Last week I lost my three-year-old son in the library for 60 seconds. If you are a parent, you know that when your child is lost, seconds are minutes and minutes are hours. A slow motion nightmare.
When I found him, his face was covered with tears, a panic on his face I’d never seen. “There’s your mom!” exclaimed the librarian, shaming me.
In my arms, his hysteria only heightened. I thought I lost you. I thought I lost you. I couldn’t find you anywhere! he repeated over and over again, tears streaming down his face.
“You can never lose me,” I lied. “I am always with you, I will never leave you. Nothing bad will ever happen to you.”
Two years ago today, 20-year-old Adam Lanza shot and killed 20 children and 6 adult staff members at Sandy Hook Elementary School while the rest of us Christmas shopped and fought with our mothers. It knocked us over as a nation, as parents, as people who try to convince ourselves that schools are safe and people are mostly kind.
To be perfectly blunt, the sickness of it was almost too much to bear. Some of us turned off our TVs, changed the subject, kept Christmas shopping. Others of us were paralyzed with fear and grief. We couldn’t turn off the news or keep from repeating their names.
We wept for days.
This past fall, my friend Suzie passed a mother putting her young son on the schoolbus for the first time. His frame was small, his backpack too big for his body. She watched as the mother said goodbye, holding back her tears.
She said, “It was one of the bravest things I’ve ever seen.”
Today we remember Charlotte and Daniel. Rachel and Olivia. We remember Josephine, Ana, Dylan, and Dawn. Madeleine, Catherine, Chase, and Jesse. James, Grace, Anne, and Emilie. We remember Jack and Noah. Caroline and Jessica. Avielle, Lauren, Mary, and Victoria. We remember Benjamin. We remember Allison.
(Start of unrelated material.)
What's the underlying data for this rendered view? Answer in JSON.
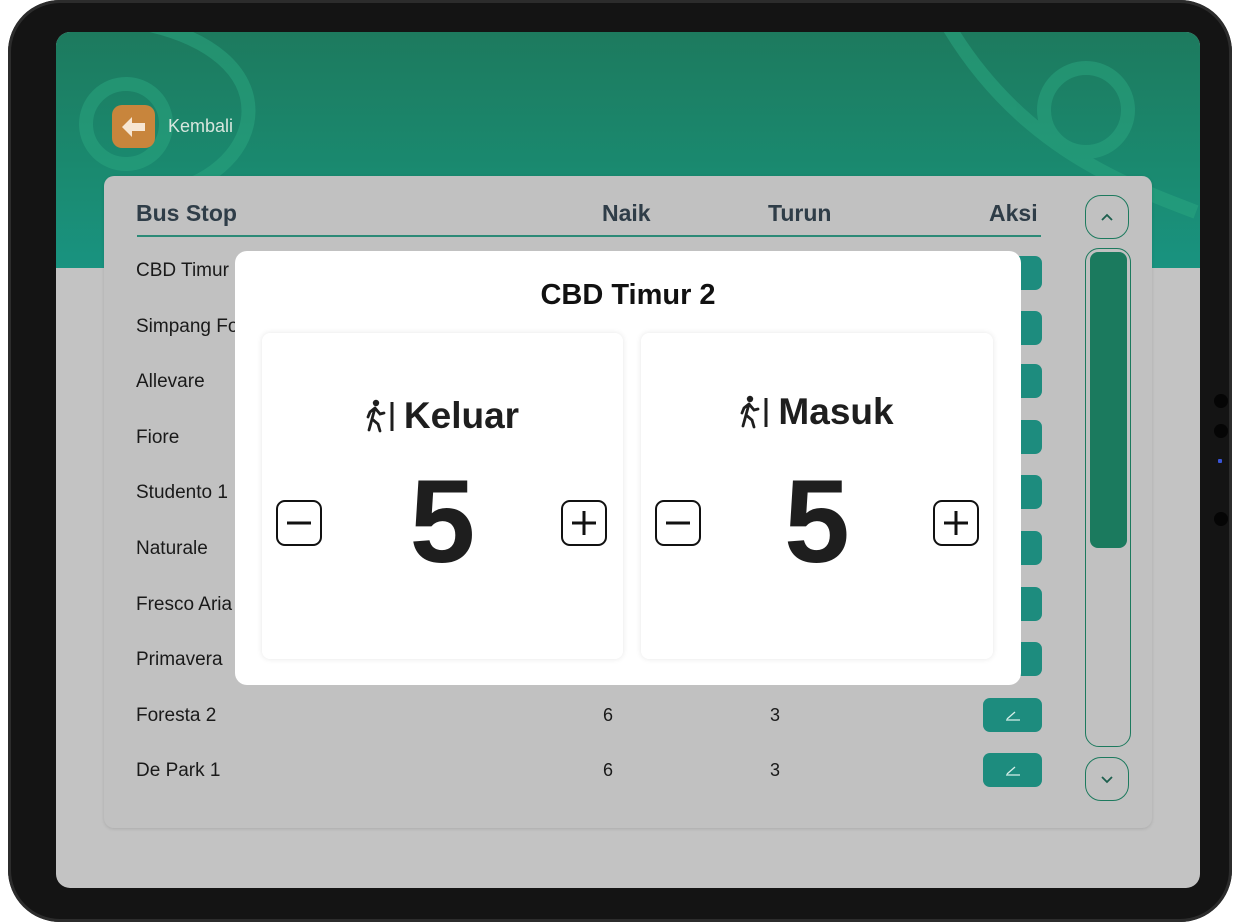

We remember their lives, whisper their names.
In sorrow, may we find peace. In grief, some small joys.
We hold their families in the light today.